From the first line to the last, please print the entries exactly, omitting pictures.

(Items from an interface collection)
============
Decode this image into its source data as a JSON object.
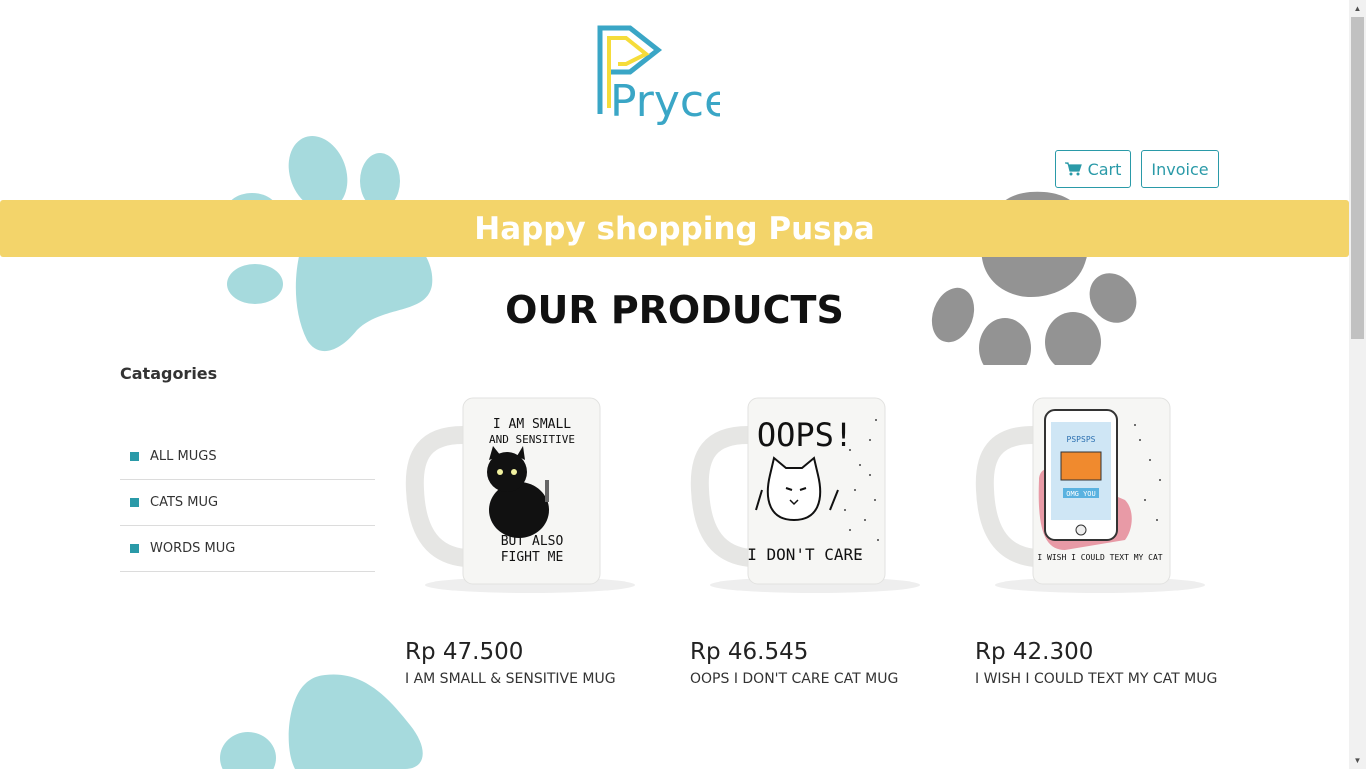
{
  "header": {
    "logo_text": "Pryce!",
    "cart_label": "Cart",
    "invoice_label": "Invoice"
  },
  "banner": {
    "text": "Happy shopping Puspa"
  },
  "main": {
    "section_title": "OUR PRODUCTS"
  },
  "sidebar": {
    "title": "Catagories",
    "items": [
      {
        "label": "ALL MUGS"
      },
      {
        "label": "CATS MUG"
      },
      {
        "label": "WORDS MUG"
      }
    ]
  },
  "products": [
    {
      "price": "Rp 47.500",
      "name": "I AM SMALL & SENSITIVE MUG",
      "mug_top_text": "I AM SMALL",
      "mug_top_text2": "AND SENSITIVE",
      "mug_bottom_text": "BUT ALSO",
      "mug_bottom_text2": "FIGHT ME"
    },
    {
      "price": "Rp 46.545",
      "name": "OOPS I DON'T CARE CAT MUG",
      "mug_top_text": "OOPS!",
      "mug_bottom_text": "I DON'T CARE"
    },
    {
      "price": "Rp 42.300",
      "name": "I WISH I COULD TEXT MY CAT MUG",
      "mug_bottom_text": "I WISH I COULD TEXT MY CAT",
      "mug_screen_text": "PSPSPS",
      "mug_button_text": "OMG YOU"
    }
  ],
  "colors": {
    "accent": "#2a9aa8",
    "banner": "#f3d46a",
    "paw_teal": "#a6dadd",
    "paw_gray": "#939393",
    "logo_yellow": "#f5dc3a"
  }
}
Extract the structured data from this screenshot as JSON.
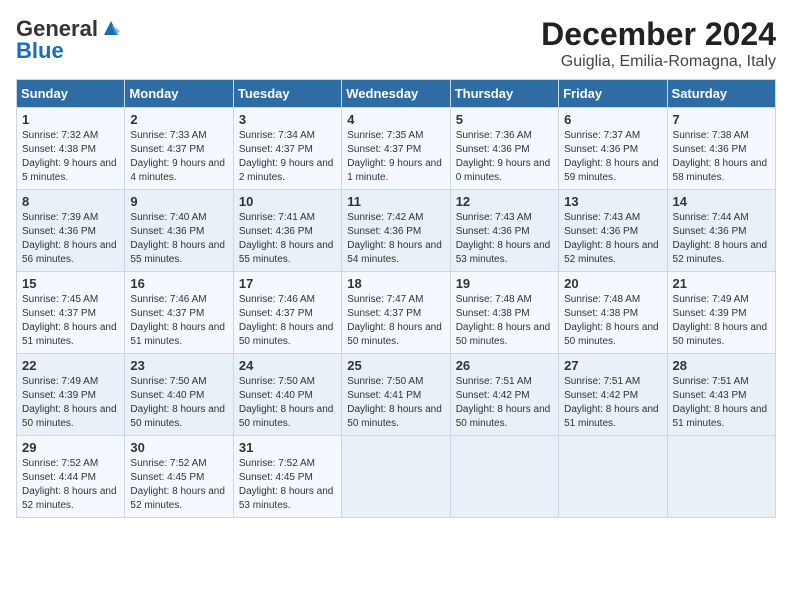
{
  "header": {
    "logo_general": "General",
    "logo_blue": "Blue",
    "month_title": "December 2024",
    "location": "Guiglia, Emilia-Romagna, Italy"
  },
  "weekdays": [
    "Sunday",
    "Monday",
    "Tuesday",
    "Wednesday",
    "Thursday",
    "Friday",
    "Saturday"
  ],
  "weeks": [
    [
      {
        "day": 1,
        "sunrise": "7:32 AM",
        "sunset": "4:38 PM",
        "daylight": "9 hours and 5 minutes."
      },
      {
        "day": 2,
        "sunrise": "7:33 AM",
        "sunset": "4:37 PM",
        "daylight": "9 hours and 4 minutes."
      },
      {
        "day": 3,
        "sunrise": "7:34 AM",
        "sunset": "4:37 PM",
        "daylight": "9 hours and 2 minutes."
      },
      {
        "day": 4,
        "sunrise": "7:35 AM",
        "sunset": "4:37 PM",
        "daylight": "9 hours and 1 minute."
      },
      {
        "day": 5,
        "sunrise": "7:36 AM",
        "sunset": "4:36 PM",
        "daylight": "9 hours and 0 minutes."
      },
      {
        "day": 6,
        "sunrise": "7:37 AM",
        "sunset": "4:36 PM",
        "daylight": "8 hours and 59 minutes."
      },
      {
        "day": 7,
        "sunrise": "7:38 AM",
        "sunset": "4:36 PM",
        "daylight": "8 hours and 58 minutes."
      }
    ],
    [
      {
        "day": 8,
        "sunrise": "7:39 AM",
        "sunset": "4:36 PM",
        "daylight": "8 hours and 56 minutes."
      },
      {
        "day": 9,
        "sunrise": "7:40 AM",
        "sunset": "4:36 PM",
        "daylight": "8 hours and 55 minutes."
      },
      {
        "day": 10,
        "sunrise": "7:41 AM",
        "sunset": "4:36 PM",
        "daylight": "8 hours and 55 minutes."
      },
      {
        "day": 11,
        "sunrise": "7:42 AM",
        "sunset": "4:36 PM",
        "daylight": "8 hours and 54 minutes."
      },
      {
        "day": 12,
        "sunrise": "7:43 AM",
        "sunset": "4:36 PM",
        "daylight": "8 hours and 53 minutes."
      },
      {
        "day": 13,
        "sunrise": "7:43 AM",
        "sunset": "4:36 PM",
        "daylight": "8 hours and 52 minutes."
      },
      {
        "day": 14,
        "sunrise": "7:44 AM",
        "sunset": "4:36 PM",
        "daylight": "8 hours and 52 minutes."
      }
    ],
    [
      {
        "day": 15,
        "sunrise": "7:45 AM",
        "sunset": "4:37 PM",
        "daylight": "8 hours and 51 minutes."
      },
      {
        "day": 16,
        "sunrise": "7:46 AM",
        "sunset": "4:37 PM",
        "daylight": "8 hours and 51 minutes."
      },
      {
        "day": 17,
        "sunrise": "7:46 AM",
        "sunset": "4:37 PM",
        "daylight": "8 hours and 50 minutes."
      },
      {
        "day": 18,
        "sunrise": "7:47 AM",
        "sunset": "4:37 PM",
        "daylight": "8 hours and 50 minutes."
      },
      {
        "day": 19,
        "sunrise": "7:48 AM",
        "sunset": "4:38 PM",
        "daylight": "8 hours and 50 minutes."
      },
      {
        "day": 20,
        "sunrise": "7:48 AM",
        "sunset": "4:38 PM",
        "daylight": "8 hours and 50 minutes."
      },
      {
        "day": 21,
        "sunrise": "7:49 AM",
        "sunset": "4:39 PM",
        "daylight": "8 hours and 50 minutes."
      }
    ],
    [
      {
        "day": 22,
        "sunrise": "7:49 AM",
        "sunset": "4:39 PM",
        "daylight": "8 hours and 50 minutes."
      },
      {
        "day": 23,
        "sunrise": "7:50 AM",
        "sunset": "4:40 PM",
        "daylight": "8 hours and 50 minutes."
      },
      {
        "day": 24,
        "sunrise": "7:50 AM",
        "sunset": "4:40 PM",
        "daylight": "8 hours and 50 minutes."
      },
      {
        "day": 25,
        "sunrise": "7:50 AM",
        "sunset": "4:41 PM",
        "daylight": "8 hours and 50 minutes."
      },
      {
        "day": 26,
        "sunrise": "7:51 AM",
        "sunset": "4:42 PM",
        "daylight": "8 hours and 50 minutes."
      },
      {
        "day": 27,
        "sunrise": "7:51 AM",
        "sunset": "4:42 PM",
        "daylight": "8 hours and 51 minutes."
      },
      {
        "day": 28,
        "sunrise": "7:51 AM",
        "sunset": "4:43 PM",
        "daylight": "8 hours and 51 minutes."
      }
    ],
    [
      {
        "day": 29,
        "sunrise": "7:52 AM",
        "sunset": "4:44 PM",
        "daylight": "8 hours and 52 minutes."
      },
      {
        "day": 30,
        "sunrise": "7:52 AM",
        "sunset": "4:45 PM",
        "daylight": "8 hours and 52 minutes."
      },
      {
        "day": 31,
        "sunrise": "7:52 AM",
        "sunset": "4:45 PM",
        "daylight": "8 hours and 53 minutes."
      },
      null,
      null,
      null,
      null
    ]
  ]
}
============
# RESULT OF THE TASK
Decode this image into its source data as a JSON object.
{
  "header": {
    "logo_text": "Pryce!",
    "cart_label": "Cart",
    "invoice_label": "Invoice"
  },
  "banner": {
    "text": "Happy shopping Puspa"
  },
  "main": {
    "section_title": "OUR PRODUCTS"
  },
  "sidebar": {
    "title": "Catagories",
    "items": [
      {
        "label": "ALL MUGS"
      },
      {
        "label": "CATS MUG"
      },
      {
        "label": "WORDS MUG"
      }
    ]
  },
  "products": [
    {
      "price": "Rp 47.500",
      "name": "I AM SMALL & SENSITIVE MUG",
      "mug_top_text": "I AM SMALL",
      "mug_top_text2": "AND SENSITIVE",
      "mug_bottom_text": "BUT ALSO",
      "mug_bottom_text2": "FIGHT ME"
    },
    {
      "price": "Rp 46.545",
      "name": "OOPS I DON'T CARE CAT MUG",
      "mug_top_text": "OOPS!",
      "mug_bottom_text": "I DON'T CARE"
    },
    {
      "price": "Rp 42.300",
      "name": "I WISH I COULD TEXT MY CAT MUG",
      "mug_bottom_text": "I WISH I COULD TEXT MY CAT",
      "mug_screen_text": "PSPSPS",
      "mug_button_text": "OMG YOU"
    }
  ],
  "colors": {
    "accent": "#2a9aa8",
    "banner": "#f3d46a",
    "paw_teal": "#a6dadd",
    "paw_gray": "#939393",
    "logo_yellow": "#f5dc3a"
  }
}
Extract the structured data from this screenshot as JSON.
{
  "header": {
    "logo_general": "General",
    "logo_blue": "Blue",
    "month_title": "December 2024",
    "location": "Guiglia, Emilia-Romagna, Italy"
  },
  "weekdays": [
    "Sunday",
    "Monday",
    "Tuesday",
    "Wednesday",
    "Thursday",
    "Friday",
    "Saturday"
  ],
  "weeks": [
    [
      {
        "day": 1,
        "sunrise": "7:32 AM",
        "sunset": "4:38 PM",
        "daylight": "9 hours and 5 minutes."
      },
      {
        "day": 2,
        "sunrise": "7:33 AM",
        "sunset": "4:37 PM",
        "daylight": "9 hours and 4 minutes."
      },
      {
        "day": 3,
        "sunrise": "7:34 AM",
        "sunset": "4:37 PM",
        "daylight": "9 hours and 2 minutes."
      },
      {
        "day": 4,
        "sunrise": "7:35 AM",
        "sunset": "4:37 PM",
        "daylight": "9 hours and 1 minute."
      },
      {
        "day": 5,
        "sunrise": "7:36 AM",
        "sunset": "4:36 PM",
        "daylight": "9 hours and 0 minutes."
      },
      {
        "day": 6,
        "sunrise": "7:37 AM",
        "sunset": "4:36 PM",
        "daylight": "8 hours and 59 minutes."
      },
      {
        "day": 7,
        "sunrise": "7:38 AM",
        "sunset": "4:36 PM",
        "daylight": "8 hours and 58 minutes."
      }
    ],
    [
      {
        "day": 8,
        "sunrise": "7:39 AM",
        "sunset": "4:36 PM",
        "daylight": "8 hours and 56 minutes."
      },
      {
        "day": 9,
        "sunrise": "7:40 AM",
        "sunset": "4:36 PM",
        "daylight": "8 hours and 55 minutes."
      },
      {
        "day": 10,
        "sunrise": "7:41 AM",
        "sunset": "4:36 PM",
        "daylight": "8 hours and 55 minutes."
      },
      {
        "day": 11,
        "sunrise": "7:42 AM",
        "sunset": "4:36 PM",
        "daylight": "8 hours and 54 minutes."
      },
      {
        "day": 12,
        "sunrise": "7:43 AM",
        "sunset": "4:36 PM",
        "daylight": "8 hours and 53 minutes."
      },
      {
        "day": 13,
        "sunrise": "7:43 AM",
        "sunset": "4:36 PM",
        "daylight": "8 hours and 52 minutes."
      },
      {
        "day": 14,
        "sunrise": "7:44 AM",
        "sunset": "4:36 PM",
        "daylight": "8 hours and 52 minutes."
      }
    ],
    [
      {
        "day": 15,
        "sunrise": "7:45 AM",
        "sunset": "4:37 PM",
        "daylight": "8 hours and 51 minutes."
      },
      {
        "day": 16,
        "sunrise": "7:46 AM",
        "sunset": "4:37 PM",
        "daylight": "8 hours and 51 minutes."
      },
      {
        "day": 17,
        "sunrise": "7:46 AM",
        "sunset": "4:37 PM",
        "daylight": "8 hours and 50 minutes."
      },
      {
        "day": 18,
        "sunrise": "7:47 AM",
        "sunset": "4:37 PM",
        "daylight": "8 hours and 50 minutes."
      },
      {
        "day": 19,
        "sunrise": "7:48 AM",
        "sunset": "4:38 PM",
        "daylight": "8 hours and 50 minutes."
      },
      {
        "day": 20,
        "sunrise": "7:48 AM",
        "sunset": "4:38 PM",
        "daylight": "8 hours and 50 minutes."
      },
      {
        "day": 21,
        "sunrise": "7:49 AM",
        "sunset": "4:39 PM",
        "daylight": "8 hours and 50 minutes."
      }
    ],
    [
      {
        "day": 22,
        "sunrise": "7:49 AM",
        "sunset": "4:39 PM",
        "daylight": "8 hours and 50 minutes."
      },
      {
        "day": 23,
        "sunrise": "7:50 AM",
        "sunset": "4:40 PM",
        "daylight": "8 hours and 50 minutes."
      },
      {
        "day": 24,
        "sunrise": "7:50 AM",
        "sunset": "4:40 PM",
        "daylight": "8 hours and 50 minutes."
      },
      {
        "day": 25,
        "sunrise": "7:50 AM",
        "sunset": "4:41 PM",
        "daylight": "8 hours and 50 minutes."
      },
      {
        "day": 26,
        "sunrise": "7:51 AM",
        "sunset": "4:42 PM",
        "daylight": "8 hours and 50 minutes."
      },
      {
        "day": 27,
        "sunrise": "7:51 AM",
        "sunset": "4:42 PM",
        "daylight": "8 hours and 51 minutes."
      },
      {
        "day": 28,
        "sunrise": "7:51 AM",
        "sunset": "4:43 PM",
        "daylight": "8 hours and 51 minutes."
      }
    ],
    [
      {
        "day": 29,
        "sunrise": "7:52 AM",
        "sunset": "4:44 PM",
        "daylight": "8 hours and 52 minutes."
      },
      {
        "day": 30,
        "sunrise": "7:52 AM",
        "sunset": "4:45 PM",
        "daylight": "8 hours and 52 minutes."
      },
      {
        "day": 31,
        "sunrise": "7:52 AM",
        "sunset": "4:45 PM",
        "daylight": "8 hours and 53 minutes."
      },
      null,
      null,
      null,
      null
    ]
  ]
}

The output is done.